The setup is a little scrambled: Wait in line, move to the left, and jostle through the crowd to hand your ticket to one of the cooks who calls out your order. You stand around until you are handed a plate, which will be heavy and hot. To eat, you must stand at the high counter, which is loaded with bowls of limes, troughs of salsa, and containers of radish. There is no seating. The crowd will reach over your shoulder to scoop condiments and grab napkins. You’ll turn this way and that to allow neighbors in.
But no matter. The tortillas are thick, nubby, and soft. They are hand-pressed and griddled to order, which allows the round disks to steam fillings like well-seasoned chopped carne asada ($3.50); charred bits of chicken ($3); sticky, bland grilled cactus nopales ($2.50); and chile-rubbed pork adobada with batons of pineapple ($3), imbuing them with the aroma of just-cooked corn. The tacos are crimped into rosettes and then wrapped in tidy paper packages that fall apart if the contents are not inhaled in the next minute or so.
There are also quesadillas on the menu ($3.50 to $4)–made with two flour tortillas–or mulas, quesadillas made with corn tortillas. They sandwich any of the fillings, and the adobada, which is essentially al pastor slow-cooked on a spit with chips of pineapple, is best, layered with enough Monterrey Jack cheese to saturate the tortillas with melting grease. It’s a hot mess, one that wilts the flimsy plastic forks and knives. But if you can figure out how to ferry it to your mouth, it’s delicious.

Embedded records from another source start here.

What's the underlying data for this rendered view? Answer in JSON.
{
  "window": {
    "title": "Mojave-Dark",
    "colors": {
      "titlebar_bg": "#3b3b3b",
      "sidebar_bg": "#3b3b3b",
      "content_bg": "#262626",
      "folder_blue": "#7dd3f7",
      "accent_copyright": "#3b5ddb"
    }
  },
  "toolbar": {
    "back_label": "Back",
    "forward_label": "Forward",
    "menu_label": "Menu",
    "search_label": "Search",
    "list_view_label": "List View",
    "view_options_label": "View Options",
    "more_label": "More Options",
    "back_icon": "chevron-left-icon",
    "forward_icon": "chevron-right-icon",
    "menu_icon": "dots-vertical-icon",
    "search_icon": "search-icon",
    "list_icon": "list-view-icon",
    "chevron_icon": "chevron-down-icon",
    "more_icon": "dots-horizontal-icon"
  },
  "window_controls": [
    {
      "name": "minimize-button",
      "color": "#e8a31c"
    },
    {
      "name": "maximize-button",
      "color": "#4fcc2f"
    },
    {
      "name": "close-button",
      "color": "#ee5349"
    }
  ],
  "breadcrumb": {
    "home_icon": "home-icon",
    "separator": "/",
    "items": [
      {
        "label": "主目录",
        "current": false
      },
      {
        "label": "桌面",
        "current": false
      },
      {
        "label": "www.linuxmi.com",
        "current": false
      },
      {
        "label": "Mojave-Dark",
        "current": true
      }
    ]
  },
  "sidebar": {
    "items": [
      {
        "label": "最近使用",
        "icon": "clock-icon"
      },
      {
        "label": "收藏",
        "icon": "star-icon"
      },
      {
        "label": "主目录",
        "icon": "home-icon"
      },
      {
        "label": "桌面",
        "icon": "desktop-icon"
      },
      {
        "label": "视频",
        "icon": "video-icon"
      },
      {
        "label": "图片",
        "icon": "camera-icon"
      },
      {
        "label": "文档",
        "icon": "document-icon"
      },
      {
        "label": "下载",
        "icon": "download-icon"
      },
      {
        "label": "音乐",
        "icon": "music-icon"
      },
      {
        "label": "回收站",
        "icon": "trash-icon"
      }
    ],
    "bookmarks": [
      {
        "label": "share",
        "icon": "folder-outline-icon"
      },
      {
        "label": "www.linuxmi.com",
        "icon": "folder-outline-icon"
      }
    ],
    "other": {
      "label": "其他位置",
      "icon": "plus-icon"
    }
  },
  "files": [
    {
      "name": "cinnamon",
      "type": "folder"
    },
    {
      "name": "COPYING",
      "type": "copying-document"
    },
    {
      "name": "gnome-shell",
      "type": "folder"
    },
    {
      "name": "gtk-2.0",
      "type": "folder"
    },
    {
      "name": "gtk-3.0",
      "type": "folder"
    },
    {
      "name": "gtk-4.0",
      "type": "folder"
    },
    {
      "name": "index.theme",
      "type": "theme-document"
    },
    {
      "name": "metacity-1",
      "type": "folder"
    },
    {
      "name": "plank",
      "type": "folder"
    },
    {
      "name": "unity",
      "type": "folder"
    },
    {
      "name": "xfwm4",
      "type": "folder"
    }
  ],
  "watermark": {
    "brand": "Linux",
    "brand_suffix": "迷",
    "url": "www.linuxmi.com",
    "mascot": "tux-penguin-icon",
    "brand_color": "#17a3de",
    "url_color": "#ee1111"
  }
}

Scarlett Lindeman is a Brooklyn-based writer, covering the city’s best taquerias, fondas, and cantinas. She writes the ¡Oye! Comida column for Fork in the Road.